While I was nearly stuffed by this point, I’m glad I left room, as the dessert was spot on and was followed by a small cheese-and-chocolate pairing, which capped the meal perfectly. First were tender pancakes filled with luscious skyr, a type of Icelandic fresh cheese that’s similar to yogurt, and drizzled with a blueberry syrup that referenced the cocktail from earlier. This was paired with a gelato made from Omnom‘s Tanzania 70% dark chocolate bar and was perfect for a non–sweet tooth like me. I was happy to see this was paired with a shot of Snow Angel from the local Waterpocket Distillery. This is distiller Alan Scott‘s take on another caraway-flavored liqueur called kümmel from around the Baltic sea, and was perfect served cold over a single, large ice cube.

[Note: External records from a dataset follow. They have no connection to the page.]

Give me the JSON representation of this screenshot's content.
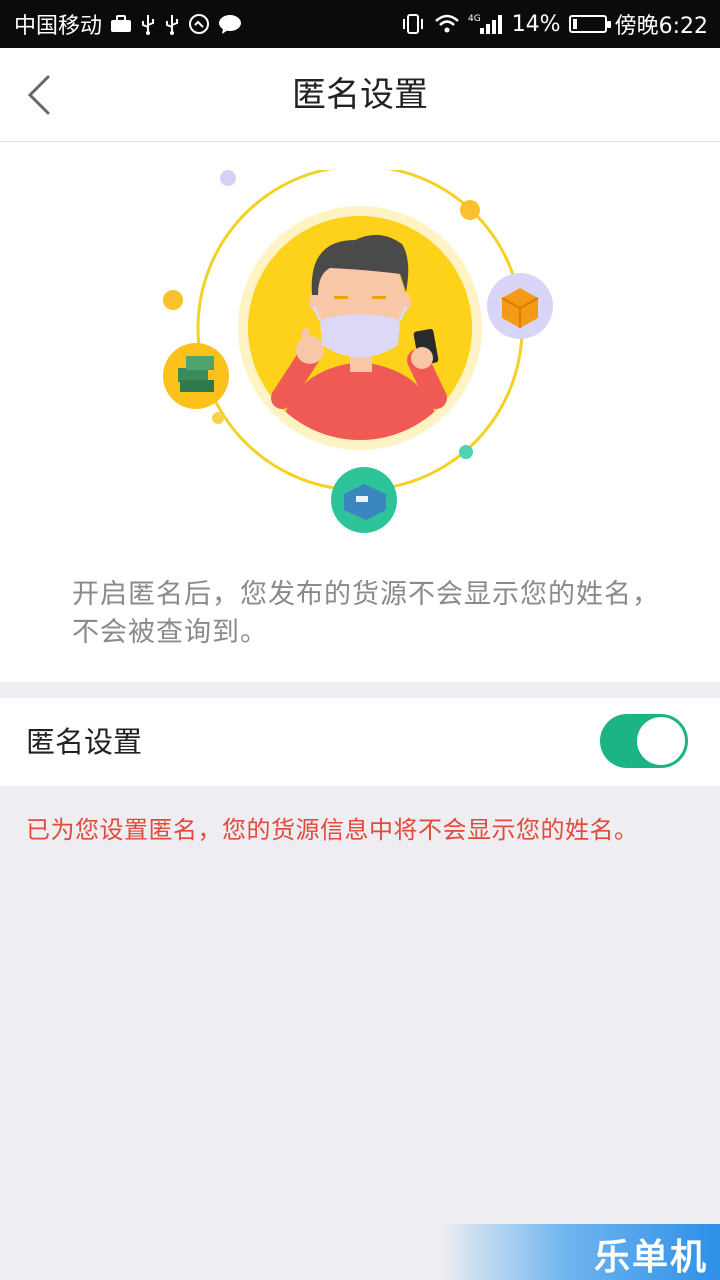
{
  "status_bar": {
    "carrier": "中国移动",
    "network": "4G",
    "battery_percent": "14%",
    "battery_level": 0.14,
    "time": "傍晚6:22",
    "left_icons": [
      "briefcase-icon",
      "usb-icon",
      "usb-icon",
      "sync-icon",
      "chat-icon"
    ],
    "right_icons": [
      "vibrate-icon",
      "wifi-icon",
      "signal-icon",
      "battery-icon"
    ]
  },
  "nav": {
    "title": "匿名设置",
    "back_icon": "chevron-left-icon"
  },
  "hero": {
    "illustration": "masked-person-illustration",
    "description": "开启匿名后，您发布的货源不会显示您的姓名，不会被查询到。"
  },
  "setting": {
    "label": "匿名设置",
    "enabled": true,
    "toggle_color": "#1cb484"
  },
  "hint": {
    "text": "已为您设置匿名，您的货源信息中将不会显示您的姓名。",
    "color": "#e24a3b"
  },
  "watermark": {
    "text": "乐单机"
  }
}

What better way to finish this amazing meal than a pairing of the two cohosting parties most famous products. Chocolate and cheese isn’t the most intuitive combination, but if you’ve ever had someone pair them as well as Matt Caputo did here, you’ll know how amazingly they can accent each other. First was Caputo’s “Barely Legal” cheese from Utah’s own Mesa Farms, which brought out the strong raspberry and plum notes present in the Tanzania 70% chocolate. It’s pairings like this that show how diverse chocolate flavors can really be. Next was the even better duo of Caputo’s “Grotte Tartufo,” an asiago-style cheese aged in truffle butter, along with Omnom‘s award-winning Milk of Nicaragua. The combination was truly an exemplar for the rest of the meal with funky, creamy, buttery notes that blended so well that it was tough to find where the chocolate ended and the cheese began. This meal was a fantastic introduction to flavors, combinations and traditions that were less familiar to me but were no less comforting. At the Icelandic Feast in the City of Salt, I truly felt like I had been welcomed into and Icelandic home kitchen.